Collection entries:
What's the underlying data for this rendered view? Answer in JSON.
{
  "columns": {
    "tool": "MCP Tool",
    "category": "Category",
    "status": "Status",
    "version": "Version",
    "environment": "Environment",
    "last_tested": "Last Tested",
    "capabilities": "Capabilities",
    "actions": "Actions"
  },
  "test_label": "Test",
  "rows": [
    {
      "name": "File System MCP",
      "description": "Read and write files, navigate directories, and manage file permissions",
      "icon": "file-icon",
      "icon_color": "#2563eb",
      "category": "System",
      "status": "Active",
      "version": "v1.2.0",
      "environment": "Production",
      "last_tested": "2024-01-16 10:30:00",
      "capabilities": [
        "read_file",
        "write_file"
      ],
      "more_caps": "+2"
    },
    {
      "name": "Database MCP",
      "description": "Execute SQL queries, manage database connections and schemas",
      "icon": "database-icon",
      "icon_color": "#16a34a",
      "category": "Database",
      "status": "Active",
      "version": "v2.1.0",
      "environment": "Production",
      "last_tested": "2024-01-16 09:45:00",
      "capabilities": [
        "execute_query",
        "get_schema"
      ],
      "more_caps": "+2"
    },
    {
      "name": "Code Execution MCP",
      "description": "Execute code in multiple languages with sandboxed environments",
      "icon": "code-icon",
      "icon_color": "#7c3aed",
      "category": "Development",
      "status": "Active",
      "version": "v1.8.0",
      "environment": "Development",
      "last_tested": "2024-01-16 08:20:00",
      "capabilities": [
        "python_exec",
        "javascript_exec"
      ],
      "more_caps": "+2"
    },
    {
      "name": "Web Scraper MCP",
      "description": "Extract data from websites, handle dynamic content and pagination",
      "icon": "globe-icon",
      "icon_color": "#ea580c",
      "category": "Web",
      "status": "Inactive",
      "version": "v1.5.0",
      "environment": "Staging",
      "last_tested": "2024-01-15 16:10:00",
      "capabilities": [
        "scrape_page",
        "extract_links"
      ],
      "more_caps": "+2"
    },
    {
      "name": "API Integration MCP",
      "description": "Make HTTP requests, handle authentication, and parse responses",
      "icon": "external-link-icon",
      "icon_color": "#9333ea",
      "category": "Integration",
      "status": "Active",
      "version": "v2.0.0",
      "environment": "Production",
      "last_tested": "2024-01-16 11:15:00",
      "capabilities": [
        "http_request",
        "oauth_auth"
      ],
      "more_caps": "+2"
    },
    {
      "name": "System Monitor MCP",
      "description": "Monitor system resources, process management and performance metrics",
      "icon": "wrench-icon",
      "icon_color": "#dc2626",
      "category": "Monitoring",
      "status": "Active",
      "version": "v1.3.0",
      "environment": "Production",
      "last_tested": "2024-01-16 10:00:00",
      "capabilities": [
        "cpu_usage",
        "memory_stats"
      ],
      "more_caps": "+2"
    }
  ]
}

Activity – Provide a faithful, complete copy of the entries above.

Result below –
What's the underlying data for this rendered view? Answer in JSON.
{
  "columns": {
    "tool": "MCP Tool",
    "category": "Category",
    "status": "Status",
    "version": "Version",
    "environment": "Environment",
    "last_tested": "Last Tested",
    "capabilities": "Capabilities",
    "actions": "Actions"
  },
  "test_label": "Test",
  "rows": [
    {
      "name": "File System MCP",
      "description": "Read and write files, navigate directories, and manage file permissions",
      "icon": "file-icon",
      "icon_color": "#2563eb",
      "category": "System",
      "status": "Active",
      "version": "v1.2.0",
      "environment": "Production",
      "last_tested": "2024-01-16 10:30:00",
      "capabilities": [
        "read_file",
        "write_file"
      ],
      "more_caps": "+2"
    },
    {
      "name": "Database MCP",
      "description": "Execute SQL queries, manage database connections and schemas",
      "icon": "database-icon",
      "icon_color": "#16a34a",
      "category": "Database",
      "status": "Active",
      "version": "v2.1.0",
      "environment": "Production",
      "last_tested": "2024-01-16 09:45:00",
      "capabilities": [
        "execute_query",
        "get_schema"
      ],
      "more_caps": "+2"
    },
    {
      "name": "Code Execution MCP",
      "description": "Execute code in multiple languages with sandboxed environments",
      "icon": "code-icon",
      "icon_color": "#7c3aed",
      "category": "Development",
      "status": "Active",
      "version": "v1.8.0",
      "environment": "Development",
      "last_tested": "2024-01-16 08:20:00",
      "capabilities": [
        "python_exec",
        "javascript_exec"
      ],
      "more_caps": "+2"
    },
    {
      "name": "Web Scraper MCP",
      "description": "Extract data from websites, handle dynamic content and pagination",
      "icon": "globe-icon",
      "icon_color": "#ea580c",
      "category": "Web",
      "status": "Inactive",
      "version": "v1.5.0",
      "environment": "Staging",
      "last_tested": "2024-01-15 16:10:00",
      "capabilities": [
        "scrape_page",
        "extract_links"
      ],
      "more_caps": "+2"
    },
    {
      "name": "API Integration MCP",
      "description": "Make HTTP requests, handle authentication, and parse responses",
      "icon": "external-link-icon",
      "icon_color": "#9333ea",
      "category": "Integration",
      "status": "Active",
      "version": "v2.0.0",
      "environment": "Production",
      "last_tested": "2024-01-16 11:15:00",
      "capabilities": [
        "http_request",
        "oauth_auth"
      ],
      "more_caps": "+2"
    },
    {
      "name": "System Monitor MCP",
      "description": "Monitor system resources, process management and performance metrics",
      "icon": "wrench-icon",
      "icon_color": "#dc2626",
      "category": "Monitoring",
      "status": "Active",
      "version": "v1.3.0",
      "environment": "Production",
      "last_tested": "2024-01-16 10:00:00",
      "capabilities": [
        "cpu_usage",
        "memory_stats"
      ],
      "more_caps": "+2"
    }
  ]
}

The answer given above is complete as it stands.